Like humans, dogs can develop many different forms of cancer. If your dog is diagnosed, this can be a scary time for you. Here’s what you need to know about their treatment and odds of survival.
First, it’s important to remember that dogs can develop many different types of cancer. And the type of cancer will play a major role in not only their treatment, but their expected life span after diagnosis. The more common forms of cancer seen in dogs include:
- Lymphoma or lymphosarcoma
- Skin cancer
- Bone cancer
- Mast cell tumors
- Adrenal cancer
- Mammary cancer
- Bladder cancer
- Pancreatic cancer
- Lung cancer
- Liver cancer
Many dogs don’t live out their full life spans with cancer, because owners often opt for euthanasia to prevent suffering toward the end stages of the disease.
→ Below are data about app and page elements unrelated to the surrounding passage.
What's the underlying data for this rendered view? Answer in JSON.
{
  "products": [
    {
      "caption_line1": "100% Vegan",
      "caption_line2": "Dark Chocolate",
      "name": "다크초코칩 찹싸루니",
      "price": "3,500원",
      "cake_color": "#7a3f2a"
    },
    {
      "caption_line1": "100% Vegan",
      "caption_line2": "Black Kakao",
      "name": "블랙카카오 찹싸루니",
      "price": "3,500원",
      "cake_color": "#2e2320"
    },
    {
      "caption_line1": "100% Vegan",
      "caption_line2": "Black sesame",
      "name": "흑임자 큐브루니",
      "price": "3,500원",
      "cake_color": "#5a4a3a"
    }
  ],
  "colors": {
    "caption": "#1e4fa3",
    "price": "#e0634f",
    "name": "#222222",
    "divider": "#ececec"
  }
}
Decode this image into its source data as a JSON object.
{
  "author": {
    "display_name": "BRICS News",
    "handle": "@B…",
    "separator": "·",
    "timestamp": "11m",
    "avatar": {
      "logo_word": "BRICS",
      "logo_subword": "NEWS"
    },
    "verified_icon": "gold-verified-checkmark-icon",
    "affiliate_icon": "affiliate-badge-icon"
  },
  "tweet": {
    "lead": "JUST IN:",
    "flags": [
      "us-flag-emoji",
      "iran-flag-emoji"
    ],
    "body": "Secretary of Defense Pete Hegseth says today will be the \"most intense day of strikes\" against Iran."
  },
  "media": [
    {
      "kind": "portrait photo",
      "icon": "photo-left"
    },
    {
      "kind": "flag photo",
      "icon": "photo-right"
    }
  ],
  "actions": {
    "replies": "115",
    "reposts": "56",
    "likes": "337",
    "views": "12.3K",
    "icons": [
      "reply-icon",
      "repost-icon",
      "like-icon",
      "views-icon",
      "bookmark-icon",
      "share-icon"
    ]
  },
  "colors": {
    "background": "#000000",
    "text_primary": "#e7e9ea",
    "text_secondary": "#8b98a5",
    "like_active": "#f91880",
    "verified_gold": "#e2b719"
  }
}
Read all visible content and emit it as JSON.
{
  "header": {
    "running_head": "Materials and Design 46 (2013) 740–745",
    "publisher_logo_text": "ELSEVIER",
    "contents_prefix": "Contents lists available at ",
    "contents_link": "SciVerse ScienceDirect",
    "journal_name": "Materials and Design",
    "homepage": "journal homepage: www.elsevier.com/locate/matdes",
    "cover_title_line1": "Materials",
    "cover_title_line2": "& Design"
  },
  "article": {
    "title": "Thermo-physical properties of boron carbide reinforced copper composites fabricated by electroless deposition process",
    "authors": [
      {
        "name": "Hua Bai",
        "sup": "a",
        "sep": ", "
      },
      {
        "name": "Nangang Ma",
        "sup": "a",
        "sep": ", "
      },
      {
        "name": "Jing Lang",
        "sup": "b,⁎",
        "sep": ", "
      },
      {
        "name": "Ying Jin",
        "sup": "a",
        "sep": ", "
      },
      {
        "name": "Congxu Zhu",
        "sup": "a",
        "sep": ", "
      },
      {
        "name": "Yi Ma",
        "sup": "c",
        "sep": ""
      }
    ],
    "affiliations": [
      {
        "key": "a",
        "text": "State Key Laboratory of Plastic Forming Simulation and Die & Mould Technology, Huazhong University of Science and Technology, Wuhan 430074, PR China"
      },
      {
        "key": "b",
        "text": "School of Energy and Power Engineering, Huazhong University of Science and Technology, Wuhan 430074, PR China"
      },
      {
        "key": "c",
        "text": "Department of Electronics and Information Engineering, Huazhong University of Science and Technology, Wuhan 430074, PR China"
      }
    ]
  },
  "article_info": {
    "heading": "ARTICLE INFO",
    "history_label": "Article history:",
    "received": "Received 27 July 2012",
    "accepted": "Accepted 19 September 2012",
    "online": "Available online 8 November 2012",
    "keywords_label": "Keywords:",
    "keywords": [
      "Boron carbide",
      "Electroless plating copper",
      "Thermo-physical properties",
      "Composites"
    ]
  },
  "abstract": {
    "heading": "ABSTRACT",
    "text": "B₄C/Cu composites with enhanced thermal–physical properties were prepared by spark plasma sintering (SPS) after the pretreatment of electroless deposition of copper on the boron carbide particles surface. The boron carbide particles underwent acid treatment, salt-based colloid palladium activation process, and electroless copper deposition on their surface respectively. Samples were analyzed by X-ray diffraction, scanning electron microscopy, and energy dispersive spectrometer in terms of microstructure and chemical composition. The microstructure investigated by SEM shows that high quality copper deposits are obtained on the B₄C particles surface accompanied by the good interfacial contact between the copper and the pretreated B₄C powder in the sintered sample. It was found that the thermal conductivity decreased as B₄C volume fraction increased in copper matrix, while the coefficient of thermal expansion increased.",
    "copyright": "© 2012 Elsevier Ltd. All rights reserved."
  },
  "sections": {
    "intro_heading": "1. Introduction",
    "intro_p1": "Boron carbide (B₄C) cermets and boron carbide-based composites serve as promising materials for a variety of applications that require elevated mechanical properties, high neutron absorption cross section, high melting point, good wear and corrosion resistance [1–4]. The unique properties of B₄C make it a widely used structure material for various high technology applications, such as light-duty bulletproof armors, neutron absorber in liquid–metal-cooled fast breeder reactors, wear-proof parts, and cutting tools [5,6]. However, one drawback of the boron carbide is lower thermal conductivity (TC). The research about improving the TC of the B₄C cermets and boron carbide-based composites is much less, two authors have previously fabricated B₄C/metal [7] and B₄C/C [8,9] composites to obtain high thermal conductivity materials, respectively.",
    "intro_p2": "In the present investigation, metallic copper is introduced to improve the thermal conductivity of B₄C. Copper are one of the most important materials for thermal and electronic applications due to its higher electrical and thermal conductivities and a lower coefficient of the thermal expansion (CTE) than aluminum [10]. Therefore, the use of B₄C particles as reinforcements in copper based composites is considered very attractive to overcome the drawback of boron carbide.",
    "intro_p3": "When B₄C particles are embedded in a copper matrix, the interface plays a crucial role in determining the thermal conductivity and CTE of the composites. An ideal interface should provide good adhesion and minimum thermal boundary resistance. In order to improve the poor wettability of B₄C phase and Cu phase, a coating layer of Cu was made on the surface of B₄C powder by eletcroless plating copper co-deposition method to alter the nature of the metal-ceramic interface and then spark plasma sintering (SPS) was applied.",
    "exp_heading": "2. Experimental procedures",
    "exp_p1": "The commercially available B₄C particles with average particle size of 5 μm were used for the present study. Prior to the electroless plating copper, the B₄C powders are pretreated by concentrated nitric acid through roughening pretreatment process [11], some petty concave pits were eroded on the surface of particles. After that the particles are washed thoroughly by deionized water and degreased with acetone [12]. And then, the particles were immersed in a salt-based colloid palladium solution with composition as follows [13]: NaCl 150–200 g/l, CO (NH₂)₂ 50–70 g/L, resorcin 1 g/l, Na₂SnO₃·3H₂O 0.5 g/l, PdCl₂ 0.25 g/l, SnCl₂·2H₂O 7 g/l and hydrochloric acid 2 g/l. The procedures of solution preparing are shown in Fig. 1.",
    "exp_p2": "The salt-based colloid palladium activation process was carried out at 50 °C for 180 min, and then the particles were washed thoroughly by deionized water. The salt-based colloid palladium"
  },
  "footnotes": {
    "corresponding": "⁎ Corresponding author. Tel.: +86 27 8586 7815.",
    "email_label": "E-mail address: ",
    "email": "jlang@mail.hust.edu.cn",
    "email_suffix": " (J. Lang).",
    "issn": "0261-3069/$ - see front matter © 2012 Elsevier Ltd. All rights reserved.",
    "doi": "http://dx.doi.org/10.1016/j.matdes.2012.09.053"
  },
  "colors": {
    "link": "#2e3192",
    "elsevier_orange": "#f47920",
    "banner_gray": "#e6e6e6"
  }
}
Therefore, it’s difficult to predict exactly how long your dog will live. The important thing to know is that you do have options, both for treatment and to ease their pain.
But as in humans, the type of cancer, your dog’s overall health, how early you catch it, and the treatments you pursue will all influence your dog’s odds of survival or at least living longer.
For some types of cancer, surgery and removal of the tumor might be all you need to do. We will, of course, follow up to be certain the cancer is completely gone.
In other cases, radiation or chemotherapy might be recommended. And as the dog’s owner, you will need to assess whether costly and uncomfortable treatment should be pursued. We can help you balance the downside of these options with the possibility of remission. Ultimately, the decision is up to you.
In the event that your dog is diagnosed with a form of cancer, we will endeavor to provide you with all of the latest information, so that you can make the decision that is right for your pet. And as always, remember that routine examinations and screenings are the best way to keep your pet in good health for as long as possible.